Before you buy a car…

Posted by: Live Smart   
June 22nd,
2009

there are many more things to take into account than how much car payment a month I can afford. First, lets look at the list of expenses you will have after you buy a car:

  • car payment – probably your largest amount
  • car insurance
  • gasoline
  • maintenance – oil change, new tires, belts
  • repair
  • misc. – once a year registration fee

Before you can figure out what your car payment can/should be, you need to figure out what the rest of the list will cost you and then you will know how much is left over for the car itself.

Insurance is easy. There are many sites on WWW that give you instant quotes. Just google “cheap car insurance” and you will get a list of them.

For gas, you need to estimate how many miles you drive a day, a week, a month. Then look up the gas mileage of the car you are planning to buy and what the current gas prices are. Multiply monthly mileage with gas price and you will have an estimate, how much the gas will cost you. Keep in mind that many European and Japanese cars require higher grade gas. It is more expensive, so make sure you know the type of gas as well.

The last two items on the list are little harder to estimate. Again, first look up on google “*your car model* + problems” and see other people’s experience with your car. If many people are complaining about reliability, you might be better of looking for a different model. Else, depending on the age of your car and location where you live, it would be good idea to have at least $ 500.00 – $ 1000.00 of emergency fund for larger scale repairs. Keep in mind that fixing a transmission can easily cost $ 2000.00 or even $ 3000.00, so my suggestion is actually on the low side.

Based on your monthly mileage traveled, you can estimate how often you need to change the oil, when the belts might need to be changed and when do you need new tires. The cost of all those are readily available too. Figure about $ 20.00 for oil change for a regular car (if you are looking for luxury or performance car, that can be many times more expensive) $ 75 per tire ( and you need at least two at the time).

Adding up all those figures will give you a good idea what car ownership will actually cost you and how much monthly car payment can you actually afford.

Good luck and have fun (responsibly) with your new car.

This entry was posted on Monday, June 22nd, 2009 at 1:55 pm and is filed under Living. You can follow any responses to this entry through the RSS 2.0 feed. Both comments and pings are currently closed.
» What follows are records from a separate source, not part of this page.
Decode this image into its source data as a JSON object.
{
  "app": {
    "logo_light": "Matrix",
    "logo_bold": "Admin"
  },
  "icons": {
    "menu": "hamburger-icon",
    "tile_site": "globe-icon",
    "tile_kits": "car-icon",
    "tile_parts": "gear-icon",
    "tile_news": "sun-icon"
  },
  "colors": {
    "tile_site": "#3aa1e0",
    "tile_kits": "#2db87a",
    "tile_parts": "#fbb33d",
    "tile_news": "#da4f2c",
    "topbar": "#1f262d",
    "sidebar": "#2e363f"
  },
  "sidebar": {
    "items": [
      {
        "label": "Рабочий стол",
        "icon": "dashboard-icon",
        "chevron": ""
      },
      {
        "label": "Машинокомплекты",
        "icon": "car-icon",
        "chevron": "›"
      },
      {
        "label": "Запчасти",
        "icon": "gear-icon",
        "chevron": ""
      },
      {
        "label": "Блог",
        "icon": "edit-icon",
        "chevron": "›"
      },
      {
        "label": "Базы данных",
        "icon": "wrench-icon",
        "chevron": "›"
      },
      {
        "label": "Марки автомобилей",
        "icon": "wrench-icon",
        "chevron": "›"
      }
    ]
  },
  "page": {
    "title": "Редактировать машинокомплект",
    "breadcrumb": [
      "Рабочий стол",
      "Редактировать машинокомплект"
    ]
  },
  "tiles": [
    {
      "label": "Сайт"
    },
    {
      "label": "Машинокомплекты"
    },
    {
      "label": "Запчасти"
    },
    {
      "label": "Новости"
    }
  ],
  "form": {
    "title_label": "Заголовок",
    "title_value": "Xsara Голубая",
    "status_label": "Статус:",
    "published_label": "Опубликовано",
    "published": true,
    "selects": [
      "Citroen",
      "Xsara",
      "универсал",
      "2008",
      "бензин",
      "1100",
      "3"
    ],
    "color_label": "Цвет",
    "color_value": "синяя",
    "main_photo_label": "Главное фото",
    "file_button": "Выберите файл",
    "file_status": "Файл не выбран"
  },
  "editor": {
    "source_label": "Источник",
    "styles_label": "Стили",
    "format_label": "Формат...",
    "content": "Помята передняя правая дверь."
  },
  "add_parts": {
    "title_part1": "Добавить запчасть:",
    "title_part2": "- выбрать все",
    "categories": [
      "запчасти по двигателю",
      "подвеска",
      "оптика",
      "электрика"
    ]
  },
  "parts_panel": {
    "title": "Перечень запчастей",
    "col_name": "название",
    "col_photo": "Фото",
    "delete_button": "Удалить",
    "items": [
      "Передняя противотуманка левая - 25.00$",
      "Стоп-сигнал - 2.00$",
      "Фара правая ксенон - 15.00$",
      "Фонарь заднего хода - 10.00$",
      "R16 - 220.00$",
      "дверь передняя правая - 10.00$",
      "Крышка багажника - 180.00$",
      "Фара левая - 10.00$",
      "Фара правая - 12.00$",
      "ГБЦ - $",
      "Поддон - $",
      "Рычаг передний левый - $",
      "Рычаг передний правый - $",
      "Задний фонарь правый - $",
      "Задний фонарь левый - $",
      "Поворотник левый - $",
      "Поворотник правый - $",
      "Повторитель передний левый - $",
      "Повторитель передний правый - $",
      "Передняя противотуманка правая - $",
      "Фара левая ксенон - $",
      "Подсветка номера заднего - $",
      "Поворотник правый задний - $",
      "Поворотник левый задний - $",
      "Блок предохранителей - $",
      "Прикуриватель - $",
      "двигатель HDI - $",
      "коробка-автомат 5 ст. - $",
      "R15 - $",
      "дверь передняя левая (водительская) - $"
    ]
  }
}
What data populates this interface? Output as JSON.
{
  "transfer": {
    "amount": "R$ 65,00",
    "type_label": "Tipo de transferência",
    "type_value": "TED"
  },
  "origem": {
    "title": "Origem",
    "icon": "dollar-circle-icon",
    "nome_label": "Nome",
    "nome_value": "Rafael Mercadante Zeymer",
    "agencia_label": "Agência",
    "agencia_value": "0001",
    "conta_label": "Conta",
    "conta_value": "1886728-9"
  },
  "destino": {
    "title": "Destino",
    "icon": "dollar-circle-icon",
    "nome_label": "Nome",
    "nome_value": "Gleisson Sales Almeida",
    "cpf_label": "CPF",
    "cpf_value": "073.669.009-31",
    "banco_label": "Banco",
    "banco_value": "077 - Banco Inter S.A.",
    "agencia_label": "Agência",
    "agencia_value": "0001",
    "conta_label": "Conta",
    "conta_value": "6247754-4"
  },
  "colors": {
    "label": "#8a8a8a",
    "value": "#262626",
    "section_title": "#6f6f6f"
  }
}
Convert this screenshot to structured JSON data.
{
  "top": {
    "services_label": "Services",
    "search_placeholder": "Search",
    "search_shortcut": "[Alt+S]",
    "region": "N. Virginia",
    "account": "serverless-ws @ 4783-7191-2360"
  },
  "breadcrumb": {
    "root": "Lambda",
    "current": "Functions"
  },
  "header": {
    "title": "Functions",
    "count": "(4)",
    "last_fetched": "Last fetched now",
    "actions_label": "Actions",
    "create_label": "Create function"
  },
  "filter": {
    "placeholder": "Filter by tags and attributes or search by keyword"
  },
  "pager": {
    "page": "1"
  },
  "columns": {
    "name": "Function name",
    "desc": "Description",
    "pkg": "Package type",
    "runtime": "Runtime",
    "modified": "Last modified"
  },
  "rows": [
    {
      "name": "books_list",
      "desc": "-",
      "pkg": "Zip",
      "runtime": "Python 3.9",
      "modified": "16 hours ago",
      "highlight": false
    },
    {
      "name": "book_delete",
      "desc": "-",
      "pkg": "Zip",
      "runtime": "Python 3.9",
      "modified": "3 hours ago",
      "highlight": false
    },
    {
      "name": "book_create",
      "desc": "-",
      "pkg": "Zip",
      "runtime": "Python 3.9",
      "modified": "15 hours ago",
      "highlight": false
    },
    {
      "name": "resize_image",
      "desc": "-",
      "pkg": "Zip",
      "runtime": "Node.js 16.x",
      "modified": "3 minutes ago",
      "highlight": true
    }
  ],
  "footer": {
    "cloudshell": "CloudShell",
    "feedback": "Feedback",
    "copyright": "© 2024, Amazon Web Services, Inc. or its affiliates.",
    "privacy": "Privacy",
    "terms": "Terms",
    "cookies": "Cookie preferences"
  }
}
One Response for "Before you buy a car…"

Wm Byatt

I would just like to point out that some of these–especially gas prices and repairs–have a tendency to be underestimated. Gas prices more notably than anything else. The fact is that when one HAS a car, one has a tendency to drive more than one would think. It’s a well-known fact of psychology that “self estimation is usually underestimation.” So when you’re taking these costs into account, it’d probably do you well to add an extra 10% or so as buffer room in case of underestimation.